Regardless of whether you have a well-established monogamous relationship or are a single embarking upon “poly dating,” it’s still important to try to get a sense for people’s “poly rules.” Everyone has different poly rules, and there’s no way to know what they’ll be ahead of time.
• One of the most basic has to be rules for safer sex (which I promise I’ll write a separate post about soon).
• Another common rule is that many people (including me) have primaries with “veto power” over their relationships–that is, the primary reserves the right to approve the other person’s relationships. While this rule might sound comforting to new poly couples in principle, my husband and I learned rapidly that it’s only really useful very early on in a relationship. You risk a lot less telling your partner that someone makes you uncomfortable after their first date than if you tell them after they’ve been dating for six months (at that point, you pretty much have to try to gently talk them into breaking up). If this veto power dynamic sounds appealing to you, I strongly recommend biting the bullet and introducing your dates to your primary ASAP. Yes, it’s often awkward, but not nearly as awkward as going forward with a relationship that (either) partner is deeply uncomfortable with. In short, don’t kid yourself. If you’re dating a married woman and think her husband is a douche, then your relationship probably has a quick expiration date, unless she also thinks her husband is a douche, in which case you’re going to get cooked in a hot mess.
• Try to get a sense for how much time you and your partner are willing to spend away from each other every week (both days and nights). When embarking upon a new relationship, never deceive someone about how much time they’re likely to get with you.
• Be alert for what I consider a Big Poly Red Flag: namely, extremely restrictive poly rules. Not only are these rules often very difficult to keep to (and thus a recipe for Poly Fail), to me they are also indicative of people who aren’t really comfortable with polyamory. That’s entirely subjective, but you don’t want to fall into somebody else’s poly trap, and you don’t want to create one yourself. Examples that I have seen include, “Monday night is my night with him. Period.” “No one else can call after 9 PM and on holidays” (no, I’m not making that one up). I have talked to many people, and the main reason these rules are so destructive (aside from being hard to remember) is that shit happens. People’s parents die, they fight with their best friend, they lose their job, they go to the hospital, etc. (And don’t think age negates these things. My friends are in their late 20’s, and in a single six month period, my husband’s girlfriend at the time went to the hospital, my boyfriend at the time went to the hospital, and I had to take a dear friend to the hospital. Trust me. SHIT HAPPENS). Even if they just have a really bad day, people need to be able to get (extra) support from their partners, or the relationship is doomed. (Of course, if shit is constantly happening, the relationship is likely doomed for other reasons). All partners need to understand that when shit happens, plans will fall through. If they can’t deal with that without getting sulky, angry, or depressed, they can’t deal with polyamory. Period.

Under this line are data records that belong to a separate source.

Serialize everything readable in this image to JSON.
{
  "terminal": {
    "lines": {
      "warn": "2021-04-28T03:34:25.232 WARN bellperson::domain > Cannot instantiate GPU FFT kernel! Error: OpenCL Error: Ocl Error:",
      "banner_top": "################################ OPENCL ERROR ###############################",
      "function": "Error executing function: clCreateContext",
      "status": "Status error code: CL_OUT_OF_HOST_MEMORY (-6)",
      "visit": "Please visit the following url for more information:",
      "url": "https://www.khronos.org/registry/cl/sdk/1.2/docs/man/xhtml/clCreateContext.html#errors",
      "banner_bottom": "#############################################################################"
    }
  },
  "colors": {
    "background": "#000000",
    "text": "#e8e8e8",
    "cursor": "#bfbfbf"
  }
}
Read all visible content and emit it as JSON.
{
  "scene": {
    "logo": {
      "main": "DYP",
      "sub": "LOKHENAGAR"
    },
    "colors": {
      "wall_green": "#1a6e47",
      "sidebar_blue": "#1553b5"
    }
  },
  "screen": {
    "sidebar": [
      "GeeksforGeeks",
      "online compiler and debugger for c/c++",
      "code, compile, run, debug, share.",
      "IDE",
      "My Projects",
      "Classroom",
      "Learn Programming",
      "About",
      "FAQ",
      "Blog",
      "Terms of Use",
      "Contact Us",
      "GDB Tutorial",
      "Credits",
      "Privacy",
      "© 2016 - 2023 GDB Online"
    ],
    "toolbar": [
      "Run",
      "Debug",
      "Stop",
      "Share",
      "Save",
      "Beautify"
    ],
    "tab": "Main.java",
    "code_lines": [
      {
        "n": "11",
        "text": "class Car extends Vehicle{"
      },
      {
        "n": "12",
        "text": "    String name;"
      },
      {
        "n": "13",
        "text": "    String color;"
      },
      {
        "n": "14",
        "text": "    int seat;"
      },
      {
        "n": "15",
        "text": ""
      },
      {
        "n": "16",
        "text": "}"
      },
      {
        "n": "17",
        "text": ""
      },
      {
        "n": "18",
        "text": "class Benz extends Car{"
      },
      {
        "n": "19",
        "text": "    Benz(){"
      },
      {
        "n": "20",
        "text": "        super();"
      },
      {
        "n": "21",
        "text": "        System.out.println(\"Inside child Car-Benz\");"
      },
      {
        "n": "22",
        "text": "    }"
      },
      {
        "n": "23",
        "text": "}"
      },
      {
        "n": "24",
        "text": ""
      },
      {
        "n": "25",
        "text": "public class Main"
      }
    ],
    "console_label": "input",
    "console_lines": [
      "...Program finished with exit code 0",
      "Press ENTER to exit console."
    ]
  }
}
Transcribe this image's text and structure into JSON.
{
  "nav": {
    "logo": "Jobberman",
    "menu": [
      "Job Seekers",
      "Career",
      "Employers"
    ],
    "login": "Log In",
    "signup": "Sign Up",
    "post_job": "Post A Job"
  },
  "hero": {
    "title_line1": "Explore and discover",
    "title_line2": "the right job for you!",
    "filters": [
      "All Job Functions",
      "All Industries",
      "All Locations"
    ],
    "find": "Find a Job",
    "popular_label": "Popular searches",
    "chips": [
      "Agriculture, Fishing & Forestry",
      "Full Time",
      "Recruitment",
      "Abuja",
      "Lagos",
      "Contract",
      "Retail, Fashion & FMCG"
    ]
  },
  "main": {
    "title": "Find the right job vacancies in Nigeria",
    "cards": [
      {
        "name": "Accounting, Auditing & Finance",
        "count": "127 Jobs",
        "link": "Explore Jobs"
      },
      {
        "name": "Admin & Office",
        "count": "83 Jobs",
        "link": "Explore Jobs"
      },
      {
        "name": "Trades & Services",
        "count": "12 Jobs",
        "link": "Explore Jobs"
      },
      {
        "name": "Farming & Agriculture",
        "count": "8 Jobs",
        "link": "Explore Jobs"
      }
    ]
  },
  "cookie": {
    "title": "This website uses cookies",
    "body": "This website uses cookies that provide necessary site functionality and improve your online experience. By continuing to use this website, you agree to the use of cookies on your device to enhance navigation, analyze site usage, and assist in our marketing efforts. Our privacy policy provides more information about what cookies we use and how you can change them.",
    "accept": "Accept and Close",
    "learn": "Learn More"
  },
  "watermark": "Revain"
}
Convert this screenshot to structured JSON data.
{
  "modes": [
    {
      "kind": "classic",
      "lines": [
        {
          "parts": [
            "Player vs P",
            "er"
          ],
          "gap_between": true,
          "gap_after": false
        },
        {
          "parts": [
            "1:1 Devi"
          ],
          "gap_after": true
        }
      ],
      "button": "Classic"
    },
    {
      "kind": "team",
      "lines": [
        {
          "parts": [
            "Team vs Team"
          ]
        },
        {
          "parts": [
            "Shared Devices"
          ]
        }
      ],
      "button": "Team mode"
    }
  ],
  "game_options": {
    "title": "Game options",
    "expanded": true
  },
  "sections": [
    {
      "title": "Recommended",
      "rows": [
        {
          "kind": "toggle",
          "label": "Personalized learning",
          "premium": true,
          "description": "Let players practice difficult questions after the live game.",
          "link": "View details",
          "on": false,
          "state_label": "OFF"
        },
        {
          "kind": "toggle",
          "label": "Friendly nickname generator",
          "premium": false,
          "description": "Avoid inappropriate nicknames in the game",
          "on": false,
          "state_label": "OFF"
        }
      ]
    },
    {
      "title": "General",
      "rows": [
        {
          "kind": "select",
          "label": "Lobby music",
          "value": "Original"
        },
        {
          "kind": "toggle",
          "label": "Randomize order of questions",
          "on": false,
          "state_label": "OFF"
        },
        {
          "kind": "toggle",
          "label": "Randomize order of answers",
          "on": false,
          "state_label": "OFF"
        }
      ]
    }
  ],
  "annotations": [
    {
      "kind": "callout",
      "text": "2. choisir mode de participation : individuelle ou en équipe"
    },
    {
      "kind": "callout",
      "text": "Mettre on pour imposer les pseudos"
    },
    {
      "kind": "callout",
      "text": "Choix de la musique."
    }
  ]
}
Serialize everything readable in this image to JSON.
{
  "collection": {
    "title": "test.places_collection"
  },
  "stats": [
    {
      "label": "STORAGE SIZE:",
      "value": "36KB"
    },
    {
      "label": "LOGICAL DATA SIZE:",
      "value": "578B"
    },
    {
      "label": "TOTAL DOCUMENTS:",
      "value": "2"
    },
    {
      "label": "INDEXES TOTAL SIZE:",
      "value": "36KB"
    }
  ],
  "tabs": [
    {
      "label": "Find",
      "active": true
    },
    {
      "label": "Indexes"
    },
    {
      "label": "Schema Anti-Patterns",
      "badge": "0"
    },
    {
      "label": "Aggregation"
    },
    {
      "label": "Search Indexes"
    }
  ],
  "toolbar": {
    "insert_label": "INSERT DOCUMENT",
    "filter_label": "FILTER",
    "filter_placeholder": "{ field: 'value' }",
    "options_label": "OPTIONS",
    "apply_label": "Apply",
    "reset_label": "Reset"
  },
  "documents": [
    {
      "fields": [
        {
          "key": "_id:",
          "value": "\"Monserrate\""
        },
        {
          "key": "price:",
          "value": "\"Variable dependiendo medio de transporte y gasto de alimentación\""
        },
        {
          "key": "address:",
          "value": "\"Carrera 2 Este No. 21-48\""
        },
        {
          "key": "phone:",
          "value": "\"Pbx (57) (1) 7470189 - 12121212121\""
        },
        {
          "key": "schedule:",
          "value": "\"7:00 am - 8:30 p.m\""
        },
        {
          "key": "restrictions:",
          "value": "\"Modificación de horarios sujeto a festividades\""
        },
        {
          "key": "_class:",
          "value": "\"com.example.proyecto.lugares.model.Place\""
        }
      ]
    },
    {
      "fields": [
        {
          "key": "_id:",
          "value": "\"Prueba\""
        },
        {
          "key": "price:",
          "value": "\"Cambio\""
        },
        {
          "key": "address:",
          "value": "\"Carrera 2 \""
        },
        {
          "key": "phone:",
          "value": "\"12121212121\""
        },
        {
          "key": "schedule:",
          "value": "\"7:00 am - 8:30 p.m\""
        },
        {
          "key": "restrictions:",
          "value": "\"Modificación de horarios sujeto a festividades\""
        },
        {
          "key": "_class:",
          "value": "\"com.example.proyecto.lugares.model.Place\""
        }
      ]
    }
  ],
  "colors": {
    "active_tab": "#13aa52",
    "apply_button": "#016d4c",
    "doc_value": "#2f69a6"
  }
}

After discussing angst, worries, and rules, I want to end this post on a more positive note. People tend to frame the decision to become polyamorous as one of loss and risk. They rarely consider the idea that monogamy also can be risky, as I pointed out here. Imagine if we lived in a culture where polyamory was the default and couples had to make the decision to be monogamous. Imagine the cautions and warnings we would give people: you’ll have to be really careful because most people admit that they’ve cheated on a partner at some point, you’ll lose the opportunity to enjoy and experience lots of other people, your social support network will be much more limited, you might end up trying to parent with only two people, and you’ll have to try to fulfill all of each other’s sexual needs. Put like that, does polyamory really sound like such a bad idea?
I encourage readers of this post to reply with their own stories in the comments section and post links to favorite posts and articles. I would love to create a resource here for polycurious folks.